This familiar struggle, seen portrayed many times before, is made singular by how Elliott and Haley flesh Lee out. He’s a man with a hardworking ethos, someone who still feels vital in his twilight. Other movies would look at a similar figure with sympathetic eyes but see him as someone who’s afraid to accept his new reality, that his time has past, or that time has past him. But here, Lee sees himself correctly; it’s the vapid world that has lost sight of something.
Brett Haley, a relatively young filmmaker, has carved out an unexpected path for himself of late: crafting portraits of people in life’s last act. His previous movie, I’ll See You In My Dreams, was a similar showcase for actress Blythe Danner, written specifically for her. Elliott co-starred in that immensely endearing film as Danner’s love interest, and now Haley has in turn written one for him.
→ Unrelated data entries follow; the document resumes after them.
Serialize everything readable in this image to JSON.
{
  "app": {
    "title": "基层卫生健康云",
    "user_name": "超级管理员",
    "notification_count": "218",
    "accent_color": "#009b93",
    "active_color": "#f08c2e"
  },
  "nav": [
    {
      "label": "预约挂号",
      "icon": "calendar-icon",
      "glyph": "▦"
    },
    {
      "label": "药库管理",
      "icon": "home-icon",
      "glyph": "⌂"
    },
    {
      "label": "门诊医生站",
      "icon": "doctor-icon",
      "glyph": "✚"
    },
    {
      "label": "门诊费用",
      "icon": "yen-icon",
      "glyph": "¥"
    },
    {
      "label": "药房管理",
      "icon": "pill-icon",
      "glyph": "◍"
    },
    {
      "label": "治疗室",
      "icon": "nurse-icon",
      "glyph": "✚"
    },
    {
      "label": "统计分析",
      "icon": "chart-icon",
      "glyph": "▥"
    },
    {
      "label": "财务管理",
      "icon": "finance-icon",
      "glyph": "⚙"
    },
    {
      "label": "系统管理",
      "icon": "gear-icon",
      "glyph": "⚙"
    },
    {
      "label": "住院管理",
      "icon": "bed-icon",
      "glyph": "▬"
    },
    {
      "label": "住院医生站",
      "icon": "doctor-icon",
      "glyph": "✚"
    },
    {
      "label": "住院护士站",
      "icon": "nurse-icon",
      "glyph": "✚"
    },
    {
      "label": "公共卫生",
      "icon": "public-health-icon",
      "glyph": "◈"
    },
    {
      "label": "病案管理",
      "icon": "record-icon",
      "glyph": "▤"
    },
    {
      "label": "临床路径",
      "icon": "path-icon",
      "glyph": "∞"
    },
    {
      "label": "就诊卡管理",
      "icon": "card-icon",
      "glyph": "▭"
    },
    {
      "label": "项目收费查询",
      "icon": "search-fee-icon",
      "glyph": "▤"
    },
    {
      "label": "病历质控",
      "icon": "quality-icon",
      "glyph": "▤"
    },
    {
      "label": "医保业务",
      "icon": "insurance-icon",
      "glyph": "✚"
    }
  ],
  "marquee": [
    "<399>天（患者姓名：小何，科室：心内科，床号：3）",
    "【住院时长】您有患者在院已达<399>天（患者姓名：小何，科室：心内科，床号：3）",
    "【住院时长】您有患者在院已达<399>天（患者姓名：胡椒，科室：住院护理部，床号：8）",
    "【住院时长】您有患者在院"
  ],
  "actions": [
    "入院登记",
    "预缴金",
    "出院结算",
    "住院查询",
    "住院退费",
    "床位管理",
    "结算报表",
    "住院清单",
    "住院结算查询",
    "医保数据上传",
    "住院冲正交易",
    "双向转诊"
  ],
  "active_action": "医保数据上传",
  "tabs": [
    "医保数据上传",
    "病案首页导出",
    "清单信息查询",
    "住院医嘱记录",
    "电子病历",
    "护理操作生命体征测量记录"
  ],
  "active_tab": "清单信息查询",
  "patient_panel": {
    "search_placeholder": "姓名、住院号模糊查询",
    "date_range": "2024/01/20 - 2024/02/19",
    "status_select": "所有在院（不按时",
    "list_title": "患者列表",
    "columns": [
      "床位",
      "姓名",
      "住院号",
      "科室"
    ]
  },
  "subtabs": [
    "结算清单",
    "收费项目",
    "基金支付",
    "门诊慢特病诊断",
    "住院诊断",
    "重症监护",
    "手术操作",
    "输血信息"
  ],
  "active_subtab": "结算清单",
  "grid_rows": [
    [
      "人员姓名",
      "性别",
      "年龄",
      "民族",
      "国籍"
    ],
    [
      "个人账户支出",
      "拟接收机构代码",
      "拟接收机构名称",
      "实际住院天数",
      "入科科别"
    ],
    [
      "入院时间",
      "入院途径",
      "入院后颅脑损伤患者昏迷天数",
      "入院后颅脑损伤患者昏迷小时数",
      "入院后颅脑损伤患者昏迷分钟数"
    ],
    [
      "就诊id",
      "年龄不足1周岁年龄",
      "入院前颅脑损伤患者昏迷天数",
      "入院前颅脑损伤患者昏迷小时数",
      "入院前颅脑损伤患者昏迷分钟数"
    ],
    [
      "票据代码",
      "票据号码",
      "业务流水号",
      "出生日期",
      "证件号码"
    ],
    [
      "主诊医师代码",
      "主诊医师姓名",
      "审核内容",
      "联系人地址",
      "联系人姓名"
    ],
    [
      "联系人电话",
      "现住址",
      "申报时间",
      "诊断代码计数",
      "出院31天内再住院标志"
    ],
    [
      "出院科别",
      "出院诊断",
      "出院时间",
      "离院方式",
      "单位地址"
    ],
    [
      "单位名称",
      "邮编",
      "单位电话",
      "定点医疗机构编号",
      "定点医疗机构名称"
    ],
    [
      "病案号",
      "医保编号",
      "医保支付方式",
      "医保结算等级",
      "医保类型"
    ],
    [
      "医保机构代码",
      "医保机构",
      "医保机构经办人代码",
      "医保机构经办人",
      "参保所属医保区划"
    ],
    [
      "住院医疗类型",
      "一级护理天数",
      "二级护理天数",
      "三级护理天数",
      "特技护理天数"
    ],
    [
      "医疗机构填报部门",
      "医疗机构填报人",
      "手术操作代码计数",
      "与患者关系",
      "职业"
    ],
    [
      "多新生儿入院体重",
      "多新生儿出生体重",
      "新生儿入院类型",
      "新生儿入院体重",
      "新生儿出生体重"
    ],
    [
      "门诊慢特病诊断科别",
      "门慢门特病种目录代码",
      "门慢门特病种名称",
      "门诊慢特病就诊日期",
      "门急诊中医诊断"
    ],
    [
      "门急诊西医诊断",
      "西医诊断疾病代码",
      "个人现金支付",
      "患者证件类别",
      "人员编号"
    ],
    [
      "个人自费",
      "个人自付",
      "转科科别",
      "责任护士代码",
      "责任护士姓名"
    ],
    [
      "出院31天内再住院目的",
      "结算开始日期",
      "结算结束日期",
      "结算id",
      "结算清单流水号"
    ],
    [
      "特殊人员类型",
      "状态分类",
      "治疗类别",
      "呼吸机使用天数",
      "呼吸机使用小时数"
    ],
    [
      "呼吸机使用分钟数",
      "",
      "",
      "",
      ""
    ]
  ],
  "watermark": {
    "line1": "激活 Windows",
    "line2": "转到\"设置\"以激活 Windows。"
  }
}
It, too, creates some really sweet moments of tenderness and grace, and does it all with a deft touch that lets even things like the reading of poetry not be saccharine or hackneyed but, well, actually poetic.
But it’s not just what Haley has provided Elliott on the page; it’s also what he allows Elliott time for on the screen. Some of the film’s best, most illuminating moments are lengthy close-ups of Elliott in which not a single word is spoken. Haley just rests on those shots, lingering, letting Elliott reveal Lee’s melancholy, his pain, his sorrow, by staying on Lee as he contemplates those burdens, and feels them.
Of course Elliott’s also great with words, too, and not just because he can make them sound good. An audition scene in the film’s second half, in which Lee reads for a part that cuts too close to the bone, is an absolute heartbreaker. It’s more than just “the Oscar clip”; it’s the kind of rare, special soul bearing moment that makes you wonder just how autobiographical it really is.
I don’t know, Elliott may be at complete and total peace in his personal life, but what he pours out in this scene makes it seem like he needed that release for himself.
Haley’s original title for this movie was Iceberg, to serve as a metaphor for a character who had much more going on beneath the surface than what others could only see above it. That idea is even spelled out at one point, which would’ve made the title too on-the-nose.
The Hero is a better one, particularly for this character, one who blanches at the notion of being labeled a hero – even though that’s exactly what he’s famous for – because he knows all-too-well that he’s far from it. The title, then, becomes appropriately two-fold: accurate, and ironic.
That’s the beauty of how the label is used here, and its a complex truth that Lee fails to appreciate: people need heroes, especially ones that are flawed, and who are brave enough to confess it.